They have a great range of Gourmet food products including Mulberry Tree brand, Crispy Apple Paleo which is also naturally gluten free.
An Easy Healthy Breakfast
Crispy Apple Paleo whilst clearly a muesli, is more like a granola as its toasted and crispy. Its also Low Sugar with No added sugar. Crispy Apple Paleo is a very healthy breakfast cereal without the cereal grains. So its an easy healthy breakfast.
Crispy Apple Paleo comes in a 500g resealable zip-seal foil lined pouch for consumer convenience and freshness.

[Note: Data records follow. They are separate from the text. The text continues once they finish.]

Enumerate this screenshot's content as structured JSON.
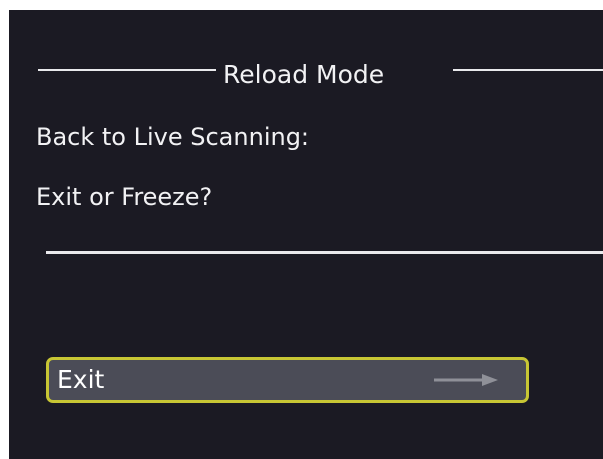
{
  "dialog": {
    "title": "Reload Mode",
    "line1": "Back to Live Scanning:",
    "line2": "Exit or Freeze?",
    "button": {
      "label": "Exit",
      "icon": "arrow-right-icon"
    }
  },
  "colors": {
    "background": "#1b1a23",
    "text": "#f2f2f4",
    "button_fill": "#4b4c57",
    "button_border": "#c8c634",
    "arrow": "#8f9098"
  }
}
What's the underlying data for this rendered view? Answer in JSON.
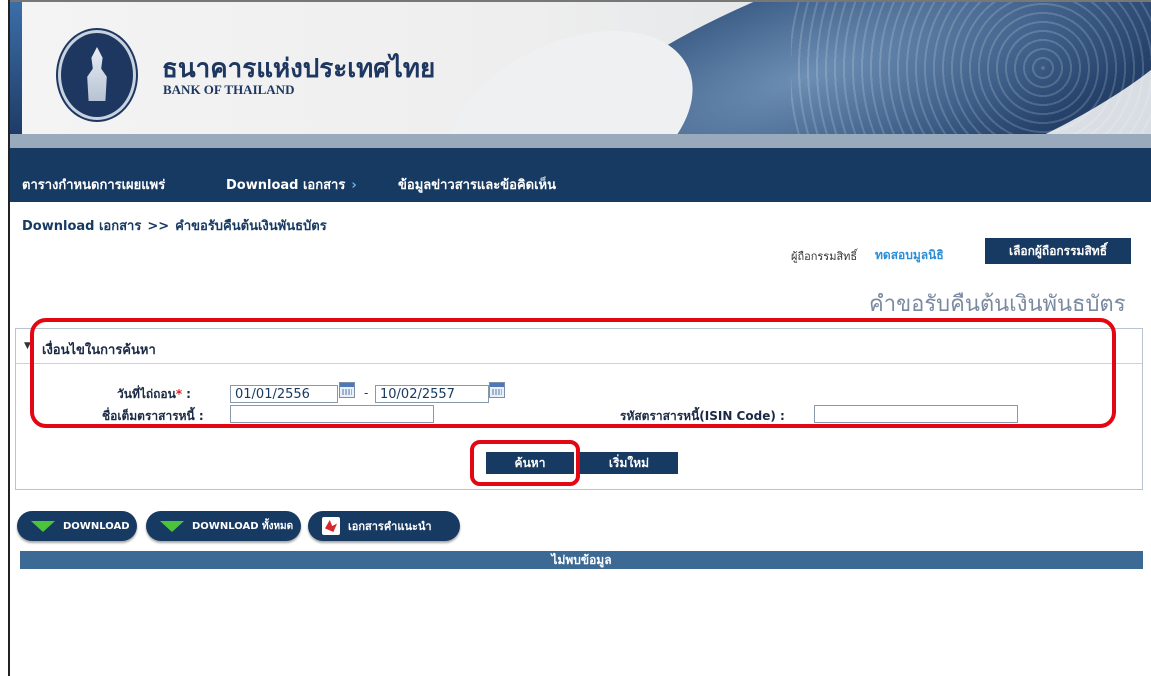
{
  "header": {
    "brand_th": "ธนาคารแห่งประเทศไทย",
    "brand_en": "BANK OF THAILAND",
    "logo_icon": "bank-emblem-icon"
  },
  "nav": {
    "items": [
      {
        "label": "ตารางกำหนดการเผยแพร่"
      },
      {
        "label": "Download เอกสาร",
        "arrow": "›"
      },
      {
        "label": "ข้อมูลข่าวสารและข้อคิดเห็น"
      }
    ]
  },
  "breadcrumb": {
    "root": "Download เอกสาร",
    "sep": ">>",
    "current": "คำขอรับคืนต้นเงินพันธบัตร"
  },
  "holder": {
    "label": "ผู้ถือกรรมสิทธิ์",
    "value": "ทดสอบมูลนิธิ",
    "select_button": "เลือกผู้ถือกรรมสิทธิ์"
  },
  "page_title": "คำขอรับคืนต้นเงินพันธบัตร",
  "search": {
    "panel_title": "เงื่อนไขในการค้นหา",
    "toggle_icon": "▼",
    "due_date_label": "วันที่ไถ่ถอน",
    "required_mark": "*",
    "colon": ":",
    "date_from": "01/01/2556",
    "date_sep": "-",
    "date_to": "10/02/2557",
    "fullname_label": "ชื่อเต็มตราสารหนี้ :",
    "fullname_value": "",
    "isin_label": "รหัสตราสารหนี้(ISIN Code) :",
    "isin_value": "",
    "search_button": "ค้นหา",
    "reset_button": "เริ่มใหม่"
  },
  "actions": {
    "download": "DOWNLOAD",
    "download_all": "DOWNLOAD ทั้งหมด",
    "guide_doc": "เอกสารคำแนะนำ"
  },
  "results": {
    "empty_message": "ไม่พบข้อมูล"
  },
  "colors": {
    "navy": "#173a63",
    "highlight_red": "#e30613",
    "link_blue": "#2a8fd6",
    "download_green": "#4cc43a"
  }
}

If you live near Wentworth Point by the Olympic park area stop into IGA Marketplace Wentworthville, which also includes a great fresh seafood counter a huge deli, a coffee shop, a fish and chip shop, all in-house and a of course a massive grocery range.
NB: Mulberry Tree is a subsidiary of food manufacturer/wholesaler Opera Foods Pty Ltd
#IGAMarketplace #igamarketcentral #igawentworthpoint #WentworthPoint #MullberryTree #CrispyApplePaleo #PaleoMuesli #paleogranola #glutenfree #easyhealthybreakfast #healthygranola #healthyMuesli #lowsugar #noaddedsugar #operafoods